**Work to be completed:**
Please repeat the data shown below, word for word.

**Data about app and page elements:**
**********

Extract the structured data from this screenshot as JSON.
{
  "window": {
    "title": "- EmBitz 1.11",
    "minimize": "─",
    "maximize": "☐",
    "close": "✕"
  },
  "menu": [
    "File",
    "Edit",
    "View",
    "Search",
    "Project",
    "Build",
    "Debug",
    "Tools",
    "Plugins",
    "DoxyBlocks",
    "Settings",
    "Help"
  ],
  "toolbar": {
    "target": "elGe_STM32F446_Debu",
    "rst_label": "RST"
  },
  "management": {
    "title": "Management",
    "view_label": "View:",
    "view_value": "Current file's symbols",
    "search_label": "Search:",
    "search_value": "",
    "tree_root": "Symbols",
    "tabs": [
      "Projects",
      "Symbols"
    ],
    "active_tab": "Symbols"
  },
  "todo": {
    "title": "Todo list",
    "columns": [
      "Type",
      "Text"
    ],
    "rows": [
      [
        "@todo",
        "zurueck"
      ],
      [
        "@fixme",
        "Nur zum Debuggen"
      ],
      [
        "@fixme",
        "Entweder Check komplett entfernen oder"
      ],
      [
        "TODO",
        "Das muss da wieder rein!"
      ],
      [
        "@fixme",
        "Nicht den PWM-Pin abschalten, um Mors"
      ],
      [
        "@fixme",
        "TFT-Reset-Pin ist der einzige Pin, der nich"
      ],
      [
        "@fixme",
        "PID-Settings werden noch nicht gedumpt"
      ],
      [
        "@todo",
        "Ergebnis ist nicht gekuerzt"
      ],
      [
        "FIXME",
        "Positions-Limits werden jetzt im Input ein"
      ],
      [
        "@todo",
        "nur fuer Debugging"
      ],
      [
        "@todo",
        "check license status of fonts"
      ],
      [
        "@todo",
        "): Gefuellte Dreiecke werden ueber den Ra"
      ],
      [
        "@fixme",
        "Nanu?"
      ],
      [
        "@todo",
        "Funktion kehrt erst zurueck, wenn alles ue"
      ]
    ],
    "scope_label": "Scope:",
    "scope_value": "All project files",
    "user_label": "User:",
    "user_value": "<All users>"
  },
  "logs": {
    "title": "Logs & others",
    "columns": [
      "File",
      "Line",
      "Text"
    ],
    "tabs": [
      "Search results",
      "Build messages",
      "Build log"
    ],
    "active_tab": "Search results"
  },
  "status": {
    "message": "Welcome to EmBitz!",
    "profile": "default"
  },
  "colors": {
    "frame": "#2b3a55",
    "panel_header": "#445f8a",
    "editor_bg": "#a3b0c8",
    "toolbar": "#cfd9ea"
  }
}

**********

**Answer below:**
Extract the structured data from this screenshot as JSON.
{
  "window": {
    "title": "- EmBitz 1.11",
    "minimize": "─",
    "maximize": "☐",
    "close": "✕"
  },
  "menu": [
    "File",
    "Edit",
    "View",
    "Search",
    "Project",
    "Build",
    "Debug",
    "Tools",
    "Plugins",
    "DoxyBlocks",
    "Settings",
    "Help"
  ],
  "toolbar": {
    "target": "elGe_STM32F446_Debu",
    "rst_label": "RST"
  },
  "management": {
    "title": "Management",
    "view_label": "View:",
    "view_value": "Current file's symbols",
    "search_label": "Search:",
    "search_value": "",
    "tree_root": "Symbols",
    "tabs": [
      "Projects",
      "Symbols"
    ],
    "active_tab": "Symbols"
  },
  "todo": {
    "title": "Todo list",
    "columns": [
      "Type",
      "Text"
    ],
    "rows": [
      [
        "@todo",
        "zurueck"
      ],
      [
        "@fixme",
        "Nur zum Debuggen"
      ],
      [
        "@fixme",
        "Entweder Check komplett entfernen oder"
      ],
      [
        "TODO",
        "Das muss da wieder rein!"
      ],
      [
        "@fixme",
        "Nicht den PWM-Pin abschalten, um Mors"
      ],
      [
        "@fixme",
        "TFT-Reset-Pin ist der einzige Pin, der nich"
      ],
      [
        "@fixme",
        "PID-Settings werden noch nicht gedumpt"
      ],
      [
        "@todo",
        "Ergebnis ist nicht gekuerzt"
      ],
      [
        "FIXME",
        "Positions-Limits werden jetzt im Input ein"
      ],
      [
        "@todo",
        "nur fuer Debugging"
      ],
      [
        "@todo",
        "check license status of fonts"
      ],
      [
        "@todo",
        "): Gefuellte Dreiecke werden ueber den Ra"
      ],
      [
        "@fixme",
        "Nanu?"
      ],
      [
        "@todo",
        "Funktion kehrt erst zurueck, wenn alles ue"
      ]
    ],
    "scope_label": "Scope:",
    "scope_value": "All project files",
    "user_label": "User:",
    "user_value": "<All users>"
  },
  "logs": {
    "title": "Logs & others",
    "columns": [
      "File",
      "Line",
      "Text"
    ],
    "tabs": [
      "Search results",
      "Build messages",
      "Build log"
    ],
    "active_tab": "Search results"
  },
  "status": {
    "message": "Welcome to EmBitz!",
    "profile": "default"
  },
  "colors": {
    "frame": "#2b3a55",
    "panel_header": "#445f8a",
    "editor_bg": "#a3b0c8",
    "toolbar": "#cfd9ea"
  }
}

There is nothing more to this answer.